Google Drive, Finally Finally (Finally)
It's about time Google put out something people can love again.
There's a tiny cottage industry of mocking the prevalence "finally" in tech headlines — rightfully so — but this is one of the cases where it's merited: Google's cloud storage product, Google Drive is here after years of hints, teasing, rumors and speculation. It doesn't do anything that's never been done before at this point — in fact, it feels like a product that Google should've been offering forever ago.
What is it? A hard drive in the sky, shared between all your devices.

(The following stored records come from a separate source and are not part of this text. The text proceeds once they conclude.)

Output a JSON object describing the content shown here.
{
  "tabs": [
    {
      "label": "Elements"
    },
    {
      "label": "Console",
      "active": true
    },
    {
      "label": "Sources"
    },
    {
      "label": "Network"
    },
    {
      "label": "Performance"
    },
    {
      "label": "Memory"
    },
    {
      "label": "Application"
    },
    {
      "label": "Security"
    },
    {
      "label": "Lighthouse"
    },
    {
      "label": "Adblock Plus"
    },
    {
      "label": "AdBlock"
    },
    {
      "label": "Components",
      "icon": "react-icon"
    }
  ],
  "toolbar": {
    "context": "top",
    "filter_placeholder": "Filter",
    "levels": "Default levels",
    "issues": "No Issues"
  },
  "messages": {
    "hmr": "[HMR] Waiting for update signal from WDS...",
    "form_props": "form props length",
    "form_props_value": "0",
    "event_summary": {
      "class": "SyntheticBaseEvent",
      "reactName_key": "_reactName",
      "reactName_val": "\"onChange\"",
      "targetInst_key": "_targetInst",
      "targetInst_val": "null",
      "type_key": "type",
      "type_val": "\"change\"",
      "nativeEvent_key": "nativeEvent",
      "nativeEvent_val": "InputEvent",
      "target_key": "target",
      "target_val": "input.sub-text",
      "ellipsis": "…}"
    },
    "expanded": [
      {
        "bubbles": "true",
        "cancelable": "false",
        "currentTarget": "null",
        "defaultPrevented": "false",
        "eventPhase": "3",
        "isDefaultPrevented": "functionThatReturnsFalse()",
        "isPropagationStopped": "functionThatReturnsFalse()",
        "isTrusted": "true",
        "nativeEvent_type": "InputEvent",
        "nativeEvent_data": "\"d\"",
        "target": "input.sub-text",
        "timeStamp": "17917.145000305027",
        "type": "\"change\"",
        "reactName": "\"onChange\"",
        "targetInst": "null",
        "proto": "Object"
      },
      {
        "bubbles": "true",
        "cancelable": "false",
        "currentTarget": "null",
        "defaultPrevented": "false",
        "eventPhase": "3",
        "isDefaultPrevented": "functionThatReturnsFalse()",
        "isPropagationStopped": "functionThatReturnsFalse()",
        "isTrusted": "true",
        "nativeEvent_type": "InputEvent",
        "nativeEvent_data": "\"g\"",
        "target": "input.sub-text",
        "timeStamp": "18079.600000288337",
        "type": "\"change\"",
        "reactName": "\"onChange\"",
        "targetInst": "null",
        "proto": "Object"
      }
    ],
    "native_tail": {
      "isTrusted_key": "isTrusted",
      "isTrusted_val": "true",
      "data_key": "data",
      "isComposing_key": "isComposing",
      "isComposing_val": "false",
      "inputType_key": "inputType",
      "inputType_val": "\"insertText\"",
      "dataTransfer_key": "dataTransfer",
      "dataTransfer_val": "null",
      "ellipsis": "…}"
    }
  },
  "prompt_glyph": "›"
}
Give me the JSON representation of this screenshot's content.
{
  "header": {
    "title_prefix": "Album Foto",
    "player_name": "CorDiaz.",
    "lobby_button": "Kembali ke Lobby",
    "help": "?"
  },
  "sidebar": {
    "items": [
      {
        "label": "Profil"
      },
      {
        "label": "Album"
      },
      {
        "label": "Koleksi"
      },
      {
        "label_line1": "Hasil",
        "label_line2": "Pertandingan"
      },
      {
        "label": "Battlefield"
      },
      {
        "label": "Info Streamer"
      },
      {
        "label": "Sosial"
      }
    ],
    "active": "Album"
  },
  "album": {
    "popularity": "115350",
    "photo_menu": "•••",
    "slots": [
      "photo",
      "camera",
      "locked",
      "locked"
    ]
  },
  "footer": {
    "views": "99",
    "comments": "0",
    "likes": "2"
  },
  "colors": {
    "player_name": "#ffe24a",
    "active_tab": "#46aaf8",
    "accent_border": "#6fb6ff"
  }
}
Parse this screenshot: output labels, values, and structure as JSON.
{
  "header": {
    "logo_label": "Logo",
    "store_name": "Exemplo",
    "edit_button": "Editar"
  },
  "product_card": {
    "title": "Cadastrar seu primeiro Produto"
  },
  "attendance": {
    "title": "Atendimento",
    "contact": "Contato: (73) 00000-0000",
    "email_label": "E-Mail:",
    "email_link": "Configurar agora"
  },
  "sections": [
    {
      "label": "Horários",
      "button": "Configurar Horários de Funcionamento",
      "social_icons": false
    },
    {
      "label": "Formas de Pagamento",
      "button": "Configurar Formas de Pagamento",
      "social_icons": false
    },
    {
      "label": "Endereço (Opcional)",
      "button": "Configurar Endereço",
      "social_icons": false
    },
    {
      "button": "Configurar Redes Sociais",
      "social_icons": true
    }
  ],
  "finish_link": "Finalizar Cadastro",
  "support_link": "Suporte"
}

It's a lot like Dropbox, if you're familiar with it. You put a file, basically any kind of file, in your Drive, it shows up everywhere else you have Drive installed— your other computers (PC or Mac), tablets and phone (Android only now, the iOS app is en route) — perfectly synced. Google Docs is built-in, theoretically making it easy to share files and collaborate on them. So if you start a Google Doc, it saves a link to it on your computer, in your Drive folder; changes made on your local machine show up in the cloud instantly, and vice versa. If you're not familiar with how Dropbox works, typically you have a Dropbox folder, and everything in that folder is synced to the cloud — the major difference is that Dropbox stores actual copies of your files on your local hard drive, but Google doesn't. Still, perhaps the best thing over Dropbox, besides the tight integration with Google products? Search. Optical character recognition is built into Drive via Docs, so you can actually search through PDFs (even scanned images), which is kind of killer. You get 5GB for free, though you can buy 25GB for $2.50 a month, 100GB for $5 a month, and so on.
While geeks and early adopters have been onto cloud storage and sharing services like Dropbox, drop.io, CloudApp, MobileMe (*snort*) etc., etc., etc. for a while — my life practically depends on Dropbox — the promise of Google Drive is that normal(er) people might finally get a taste of how powerful cloud syncing services can be, the feeling of not worrying where that thing you were looking for is — it's everywhere you need it to be, all the time. That's why we can't stop talking about the cloud. When it works, it's not so much a cloud in the sky; it's kind of like gravity, pulling everything together in a way that feels natural.
Of course, like with every cloud service, there are some people with privacy concerns, but to the extent there are privacy concerns, they're no different than the ones you choose to ignore when you have a Google account and Gmail or a Dropbox account. You could be more secure and carry everything around thumb drives, sure. You could also ride a horse and not technically ever be in a car accident.
If it works the way it's supposed to — which, the inability to edit documents offline is a serious killjoy, so still holding our breath here — I suspect it'll be the first new Google product in a long time that everybody loves, in the same way they love Gmail. And Google could use some love right now.